What can be helpful is focusing on the steps we can take now to get there, and, just as importantly, making sure those steps are small enough.
As a book coach, I’ve had many clients who struggle to find the time to write, though time itself isn’t usually the issue. (After all, we all tend to find time to scroll through our social media feeds and watch our favorite TV shows.) The issue is that these writers have set the bar so high for themselves, in terms of establishing a writing practice, that they inevitably disappoint themselves.
These are the clients who are just setting off on their journey as writers but have decided they will write for two hours three times a week, or for an hour every day, or for five hours every Sunday. More often than not, they fail to meet those goals, because they’re trying to get there too quickly.
If this sounds like you, what you probably need is a series of smaller, more achievable short-term goals—or, in Young’s parlance, a stepladder.
For a new writer, here’s an example of what the steps in such a stepladder might look like:
1. Monday: Prewrite
Taking the time to make notes about your story, your characters, and what your vision for it is—not just at the level of the finished story, but at the level of Chapter One, Scene One—can do a lot to prime the creative pump, making the actual writing much easier. (Plus, brainstorming tends to create less of a sense of pressure than actually sitting down to write).
2. Wednesday: Write (20–30 minutes)
Many people feel like if they can’t dedicate at least an hour to their writing practice, there’s no point in even trying. But when you have a clear idea of what you’d like to achieve at the level of the scene or chapter (see above), it can be a lot easier to make use of a short burst of time. (If it helps to keep you from overthinking it, set a timer for yourself as a motivator to keep writing forward.)
3. Friday: Revise and Write Forward (30–40 minutes)
Many writers find it easier to revise than to draft, and smoothing back over the last section you wrote can help to create a “runway” for writing more. As you revise, remember: You’re not trying to perfect this section of your story, you’re just trying to make it a little better.
For a writer who’s struggling to dig back into a complete draft of a manuscript and revise, the steps on their stepladder might look different, but within the scope of that big project, each step will still be small. For example:
1. Week One: Full read-through of manuscript with notes and brainstorm
If you find yourself struggling to revise, a good place to start is to print out the full manuscript and do a full read-though of the manuscript as it stands, making a note of the big-picture issues you’re seeing. (Don’t get caught up in the small stuff, though, unless you know the story itself is already sound.) After you’ve gotten a handle on these, brainstorm: What are some fixes you can see for these issues?

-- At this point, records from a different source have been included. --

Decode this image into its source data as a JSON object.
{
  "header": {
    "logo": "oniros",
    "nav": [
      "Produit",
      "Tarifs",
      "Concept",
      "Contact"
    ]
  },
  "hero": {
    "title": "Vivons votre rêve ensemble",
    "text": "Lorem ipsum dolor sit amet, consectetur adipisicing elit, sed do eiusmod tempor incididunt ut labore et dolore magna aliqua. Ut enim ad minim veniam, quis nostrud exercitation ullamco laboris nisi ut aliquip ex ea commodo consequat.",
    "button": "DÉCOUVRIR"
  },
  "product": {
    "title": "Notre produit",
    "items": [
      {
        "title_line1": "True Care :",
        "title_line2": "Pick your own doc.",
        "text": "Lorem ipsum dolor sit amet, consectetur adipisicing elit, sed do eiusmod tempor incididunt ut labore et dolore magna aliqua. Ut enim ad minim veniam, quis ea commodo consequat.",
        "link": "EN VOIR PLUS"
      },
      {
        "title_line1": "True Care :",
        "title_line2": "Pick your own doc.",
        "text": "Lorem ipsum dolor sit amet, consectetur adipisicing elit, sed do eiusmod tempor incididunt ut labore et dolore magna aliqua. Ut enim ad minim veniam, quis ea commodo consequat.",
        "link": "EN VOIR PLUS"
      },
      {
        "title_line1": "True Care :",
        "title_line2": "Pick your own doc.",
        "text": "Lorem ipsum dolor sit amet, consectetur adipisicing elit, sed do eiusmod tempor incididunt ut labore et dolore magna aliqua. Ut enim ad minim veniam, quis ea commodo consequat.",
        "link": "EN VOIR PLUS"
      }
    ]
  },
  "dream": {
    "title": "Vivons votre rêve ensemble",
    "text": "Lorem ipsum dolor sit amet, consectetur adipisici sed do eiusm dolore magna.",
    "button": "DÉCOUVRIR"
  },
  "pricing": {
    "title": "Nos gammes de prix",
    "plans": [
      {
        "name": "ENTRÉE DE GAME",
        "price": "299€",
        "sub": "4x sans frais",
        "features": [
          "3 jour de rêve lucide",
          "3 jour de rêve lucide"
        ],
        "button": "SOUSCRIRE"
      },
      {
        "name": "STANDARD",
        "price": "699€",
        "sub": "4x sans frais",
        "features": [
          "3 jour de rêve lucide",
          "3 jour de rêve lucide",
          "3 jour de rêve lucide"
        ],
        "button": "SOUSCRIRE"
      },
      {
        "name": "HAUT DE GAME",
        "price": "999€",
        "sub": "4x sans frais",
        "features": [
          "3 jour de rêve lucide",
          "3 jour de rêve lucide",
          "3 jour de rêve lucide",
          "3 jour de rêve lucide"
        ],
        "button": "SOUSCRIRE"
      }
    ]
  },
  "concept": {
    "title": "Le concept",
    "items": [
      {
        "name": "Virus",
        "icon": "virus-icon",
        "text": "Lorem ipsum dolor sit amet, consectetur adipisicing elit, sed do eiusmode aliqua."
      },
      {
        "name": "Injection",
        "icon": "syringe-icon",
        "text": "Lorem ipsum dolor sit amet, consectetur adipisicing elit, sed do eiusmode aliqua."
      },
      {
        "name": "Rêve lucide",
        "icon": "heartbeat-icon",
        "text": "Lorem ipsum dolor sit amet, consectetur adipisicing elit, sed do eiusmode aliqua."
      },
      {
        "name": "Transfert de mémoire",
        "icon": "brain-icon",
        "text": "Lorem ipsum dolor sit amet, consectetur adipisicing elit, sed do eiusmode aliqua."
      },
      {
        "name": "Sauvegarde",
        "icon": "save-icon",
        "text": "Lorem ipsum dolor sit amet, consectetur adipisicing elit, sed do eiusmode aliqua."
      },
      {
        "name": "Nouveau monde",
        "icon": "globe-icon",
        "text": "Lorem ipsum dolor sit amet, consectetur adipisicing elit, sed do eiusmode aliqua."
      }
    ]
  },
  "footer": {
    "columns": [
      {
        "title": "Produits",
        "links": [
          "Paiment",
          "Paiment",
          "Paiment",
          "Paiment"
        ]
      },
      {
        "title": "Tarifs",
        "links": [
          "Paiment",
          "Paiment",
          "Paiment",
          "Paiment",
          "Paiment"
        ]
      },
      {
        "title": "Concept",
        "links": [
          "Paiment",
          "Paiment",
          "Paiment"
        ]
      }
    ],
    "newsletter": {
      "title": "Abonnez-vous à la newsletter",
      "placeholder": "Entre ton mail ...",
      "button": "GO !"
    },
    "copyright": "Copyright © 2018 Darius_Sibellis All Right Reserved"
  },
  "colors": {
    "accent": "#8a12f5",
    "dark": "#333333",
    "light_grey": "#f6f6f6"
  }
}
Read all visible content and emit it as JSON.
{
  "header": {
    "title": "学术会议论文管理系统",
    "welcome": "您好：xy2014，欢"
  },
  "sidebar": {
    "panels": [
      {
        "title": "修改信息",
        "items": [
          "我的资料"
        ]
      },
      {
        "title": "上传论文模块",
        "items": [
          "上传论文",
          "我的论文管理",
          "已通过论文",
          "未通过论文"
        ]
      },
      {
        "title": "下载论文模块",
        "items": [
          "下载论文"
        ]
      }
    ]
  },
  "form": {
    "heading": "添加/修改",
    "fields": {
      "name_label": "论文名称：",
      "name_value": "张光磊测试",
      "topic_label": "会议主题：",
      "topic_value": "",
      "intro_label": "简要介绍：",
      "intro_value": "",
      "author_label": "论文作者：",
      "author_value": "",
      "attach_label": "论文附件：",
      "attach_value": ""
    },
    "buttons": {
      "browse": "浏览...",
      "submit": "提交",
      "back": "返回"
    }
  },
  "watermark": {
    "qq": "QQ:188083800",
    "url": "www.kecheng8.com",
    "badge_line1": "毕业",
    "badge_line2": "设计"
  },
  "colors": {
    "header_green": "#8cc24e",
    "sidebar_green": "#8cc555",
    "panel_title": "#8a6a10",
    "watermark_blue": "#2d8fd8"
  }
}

2. Week Two: Read through with highlighters and chapter notes
From here, you might go back through the MS and note where the issues you’re seeing show up in the manuscript. If it helps, use a different color of highlighter to track each issue across the manuscript—and as you go, create a list of chapter notes, addressing the things that need to change in each chapter to complete your overall revision.
3. Week Three: Revise Chapter 1
Revise Chapter 1, based on your chapter notes. Remember, you don’t have to “perfect” that chapter—you just need to check off the items in your notes for revising that chapter.
Different strategies will work for different writers, and for those at different points in their development: For some, a daily word count goal is a great motivator, while others find it helpful to focus on a time-based one. The key to applying the science around Stepladders is simply to make your first step small enough to feel achievable, and, just as importantly, to celebrate the achievement of those small, short-term goals—because it’s in the process of looking back and realizing that you’ve hit your short-term goals that you’ll build that sense of self-efficacy.
Too often in the rush to achieve our big dreams, we overlook how far we’ve already come. Take the time to celebrate the small steps and the little victories—in time, they really can add up to big ones.